Neue Socken

When I first started knitting, casting on a new project was an event. I put so much time and thought and energy into it, and I was so excited by the time I started that I couldn’t wait to take photos and document it, even if all I had to show was a few rows of a sock toe or the beginning of a sweater back.

I was worried that I was getting blasé about it, that starting a new pair of socks when I had so many already on the needles was becoming old hat (I’ll address my rather alarming WIP problem in another post).

The typical prompt for me to cast on new socks is the Sock Knitters Anonymous Sockdown challenges on Ravelry. This is such a fun, vibrant, and active group that it makes it utterly compelling to participate, and it’s extraordinarily satisfying to finish a pair within the group’s (very generous) timeframe.

The February Sockdown challenge included an option for Underappreciated Patterns, which of course intrigues me, as a big fan of the obscure and less recognized. I kept wondering what makes one particular pattern skyrocket in popularity while another equally beautiful (or perhaps even more beautiful) one gets overlooked.

In most cases, I realized that I personally overlook patterns which are photographed in a way that obscures the details (blurry, too dark or light, too far away to see the pattern etc) or, far more commonly, where an overly busy yarn is used. I think some hand-painted yarns are truly works of art, but not all yarns are suited for all patterns, and it drives me nuts when a great pattern is completely obscured by a high-contrast, crazy variegated yarn. Or, when such a yarn is forced to fight with a pattern rather than used in a simpler way that showcases its unique qualities.

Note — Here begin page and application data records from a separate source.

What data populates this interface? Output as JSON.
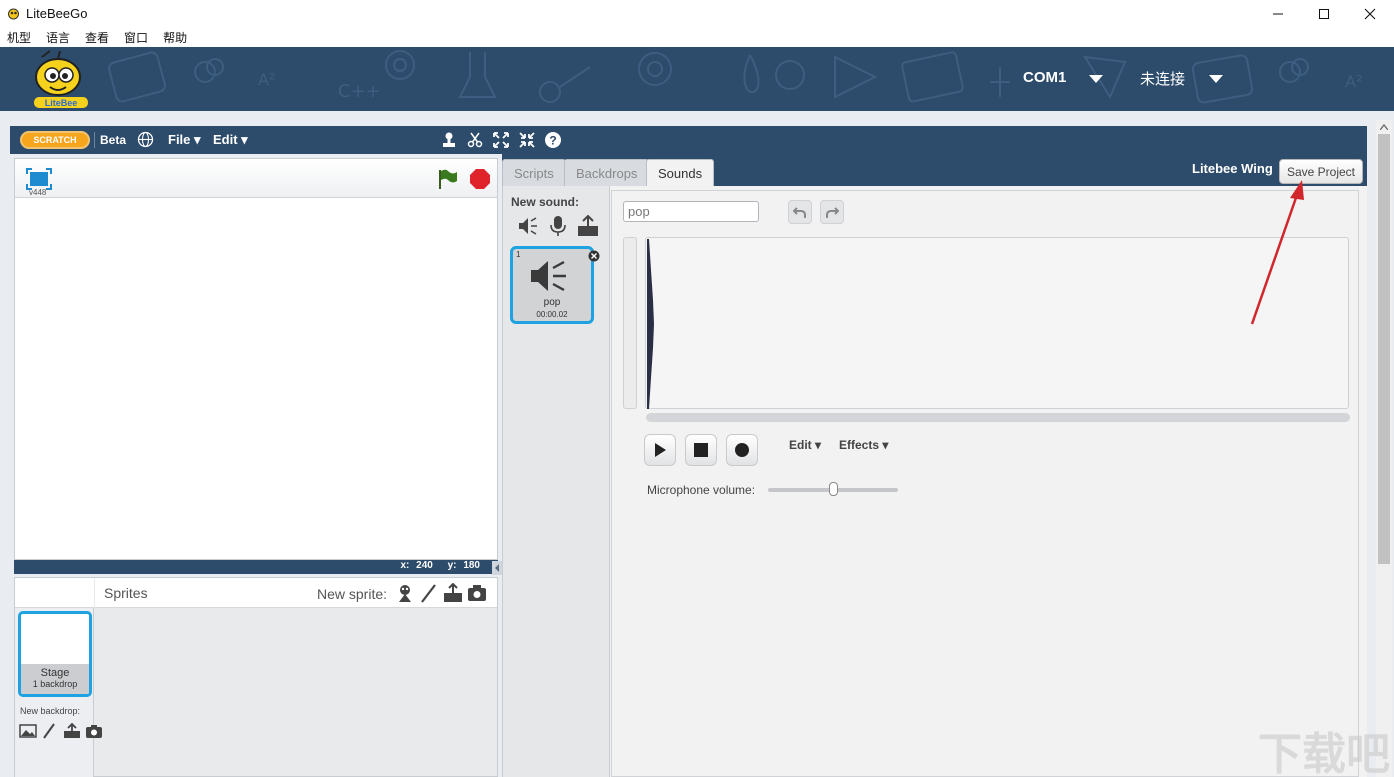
{
  "window": {
    "title": "LiteBeeGo"
  },
  "menubar": {
    "items": [
      "机型",
      "语言",
      "查看",
      "窗口",
      "帮助"
    ]
  },
  "banner": {
    "port": "COM1",
    "connection_status": "未连接",
    "logo_icon": "litebee-bee-logo"
  },
  "scratch_toolbar": {
    "logo_text": "SCRATCH",
    "beta_label": "Beta",
    "file_menu": "File ▾",
    "edit_menu": "Edit ▾",
    "tools": [
      "duplicate-stamp-icon",
      "cut-scissors-icon",
      "grow-icon",
      "shrink-icon",
      "help-icon"
    ]
  },
  "stage": {
    "version": "v448",
    "coords": {
      "x_label": "x:",
      "x": "240",
      "y_label": "y:",
      "y": "180"
    }
  },
  "sprites": {
    "title": "Sprites",
    "new_sprite_label": "New sprite:",
    "stage_thumb": {
      "name": "Stage",
      "detail": "1 backdrop"
    },
    "new_backdrop_label": "New backdrop:"
  },
  "tabs": [
    {
      "label": "Scripts",
      "active": false
    },
    {
      "label": "Backdrops",
      "active": false
    },
    {
      "label": "Sounds",
      "active": true
    }
  ],
  "project": {
    "name": "Litebee Wing",
    "save_label": "Save Project"
  },
  "sounds": {
    "new_sound_label": "New sound:",
    "items": [
      {
        "index": "1",
        "name": "pop",
        "duration": "00:00.02"
      }
    ],
    "editor": {
      "sound_name_value": "pop",
      "edit_menu": "Edit ▾",
      "effects_menu": "Effects ▾",
      "mic_label": "Microphone volume:",
      "mic_volume": 0.5
    }
  },
  "watermark": "下载吧",
  "colors": {
    "banner": "#2d4b6b",
    "accent_blue": "#1ea2e1",
    "stop_red": "#e0232b",
    "flag_green": "#3a7a1e"
  }
}
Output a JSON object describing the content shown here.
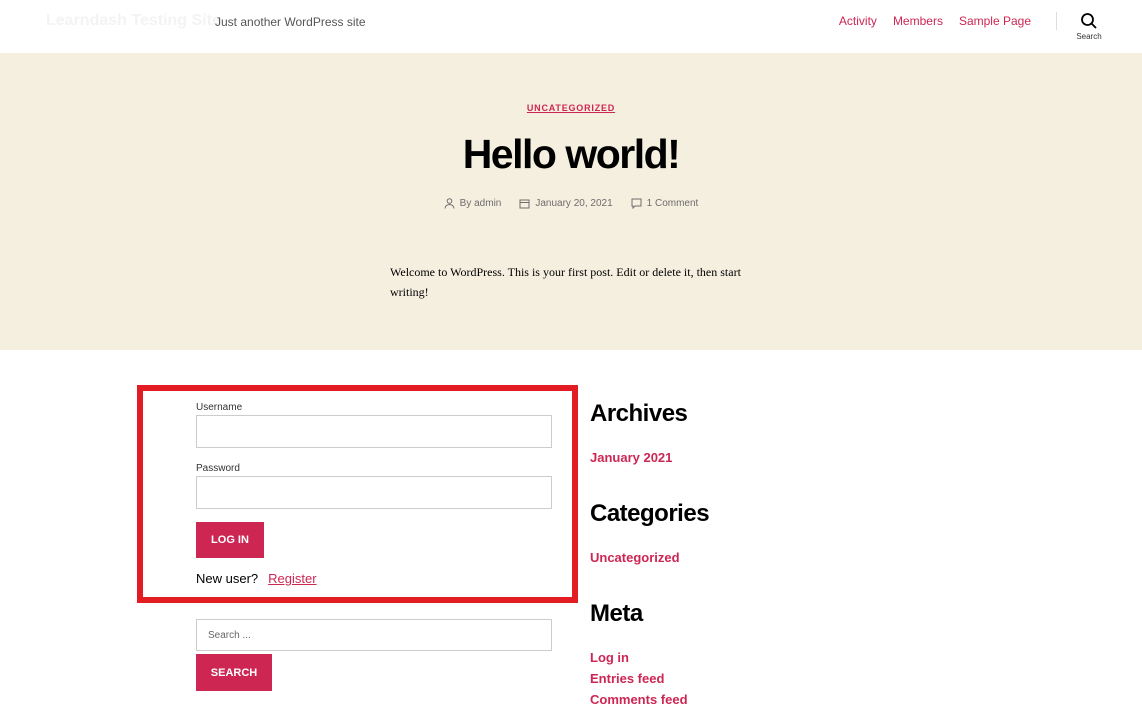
{
  "header": {
    "site_title": "Learndash Testing Site",
    "tagline": "Just another WordPress site",
    "nav": [
      "Activity",
      "Members",
      "Sample Page"
    ],
    "search_label": "Search"
  },
  "post": {
    "category": "UNCATEGORIZED",
    "title": "Hello world!",
    "author": "By admin",
    "date": "January 20, 2021",
    "comments": "1 Comment",
    "content": "Welcome to WordPress. This is your first post. Edit or delete it, then start writing!"
  },
  "login": {
    "username_label": "Username",
    "username_value": "",
    "password_label": "Password",
    "password_value": "",
    "login_button": "LOG IN",
    "new_user": "New user?",
    "register": "Register"
  },
  "search": {
    "placeholder": "Search ...",
    "button": "SEARCH"
  },
  "sidebar": {
    "archives_title": "Archives",
    "archives": [
      "January 2021"
    ],
    "categories_title": "Categories",
    "categories": [
      "Uncategorized"
    ],
    "meta_title": "Meta",
    "meta": [
      "Log in",
      "Entries feed",
      "Comments feed"
    ]
  },
  "colors": {
    "accent": "#cd2653",
    "hero_bg": "#f5efe0",
    "highlight_border": "#e31b23"
  }
}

All these obsessive issues of mine aside, I am pretty confident that the reason this pattern is underappreciated is because it is written in German. I of course don’t know any German, but I found the photos of this pattern so lovely that I really needed to make a pair of these socks, and I had this green Gloss yarn just begging to become fern lace.

It turns out it’s rather remarkably easy to figure out a German pattern, especially one such as this, which has the lace charted out. I found this super-helpful website which translates common German knitting symbols, and combining this with Google Translator, I pieced together the stitch count and instructions.

I’ve finished the first sock already, and I’m pretty stoked with the way they are coming out. More to the point, I’m actually enjoying the process, each component, and the whole experience of knitting. It’s a lovely change of perspective.

For the love of Nancy Bush

I purchased my copy of Nancy Bush’s Knitting Vintage Socks quite some time ago, and it wasn’t until this past September that I knit my first project from it.

When I saw that the January Sockdown for the Sock Knitters Anonymous group on Ravelry had Nancy Bush as the featured designer, I couldn’t resist starting two new pairs.

The first is the Child’s Sock in Miranda Pattern, which I am working toe-up over 64 stitches. This is my portable, train and subway type knitting, since the pattern is effortless to memorize and easy to pick up at any point and work a few rows.

In starting the second pair, I surprised even myself, as I was following the instructions and knitting them from the top down. They are the Fancy Silk Sock for a Child of 5 or 6 Years, though I am calling them my Fancy Merino Socks. I probably could have knit these toe-up, but I love the lacy cuff and the way the heel shaping forms a geometric counterpoint to the delicate lace pattern. I guess Nancy Bush really is that good.